Also, Caerphilly train station is right opposite, a cesspool of rebellion if ever there was one and a favourite hang-out for Edward I, when he’s been to a rugby match.
Caerphilly Castle is in fact an early example of the keep-gatehouse principle of defence, meaning there’s an entrance passage that can be closed at either end by letting down a portcullis and shutting a heavy door. This means my imaginary knights could defend the castle against besieging boyfriends entering the courtyard and against any detectives knocking at the other door from the outside.
The keep-gatehouse was constructed far higher than a normal gatehouse would be, affording my armed guards excellent views over the undefended back of the wide southern platform and the whole of the outer ward in that part of the castle complex – in the event any Grunters should try to sneak in, you understand.
Caerphilly Castle relies mostly on its impressive water defences, which nowadays include floating dead pigeons, used condoms, plastic bags and drinks cans; no doubt these were put there by the local tourist board to repel any fan-girl visitors, who arrived hoping they’d get a signed photograph from Merlin’s Colin Morgan or Bradley James once the fearless fan-girls get across the stretch of water and past the BBC’s own crossbowmen.
Having worked in Caerphilly I can honestly say it’s not worth attacking – I wouldn’t waste a single arrowhead or bolt in its defence should any Welsh person rebelling against taxes imposed by their big-eared overlord come knocking at my portcullis or swim across my moat.
Grunters on the other hand should watch out for flying chamber pots, left-over lances from the Merlin production and Earl Gilbert’s toasting forks!

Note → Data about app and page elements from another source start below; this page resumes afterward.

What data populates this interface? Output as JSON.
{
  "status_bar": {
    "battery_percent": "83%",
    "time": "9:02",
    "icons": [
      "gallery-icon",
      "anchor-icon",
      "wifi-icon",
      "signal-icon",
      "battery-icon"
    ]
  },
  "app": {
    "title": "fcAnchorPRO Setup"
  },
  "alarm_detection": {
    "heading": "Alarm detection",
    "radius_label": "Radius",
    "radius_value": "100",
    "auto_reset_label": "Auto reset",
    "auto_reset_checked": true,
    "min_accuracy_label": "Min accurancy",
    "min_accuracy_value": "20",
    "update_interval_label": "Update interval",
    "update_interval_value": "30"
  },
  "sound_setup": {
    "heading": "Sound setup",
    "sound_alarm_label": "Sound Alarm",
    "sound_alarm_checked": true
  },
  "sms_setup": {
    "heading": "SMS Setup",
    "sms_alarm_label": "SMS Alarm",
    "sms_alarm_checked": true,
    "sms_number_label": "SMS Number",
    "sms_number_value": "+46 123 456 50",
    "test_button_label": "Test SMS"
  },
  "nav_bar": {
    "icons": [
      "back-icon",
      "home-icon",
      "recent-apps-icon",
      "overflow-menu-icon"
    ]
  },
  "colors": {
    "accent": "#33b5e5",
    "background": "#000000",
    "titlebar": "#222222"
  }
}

(source of animation: heathersanimations.com; photographs Wikipedia)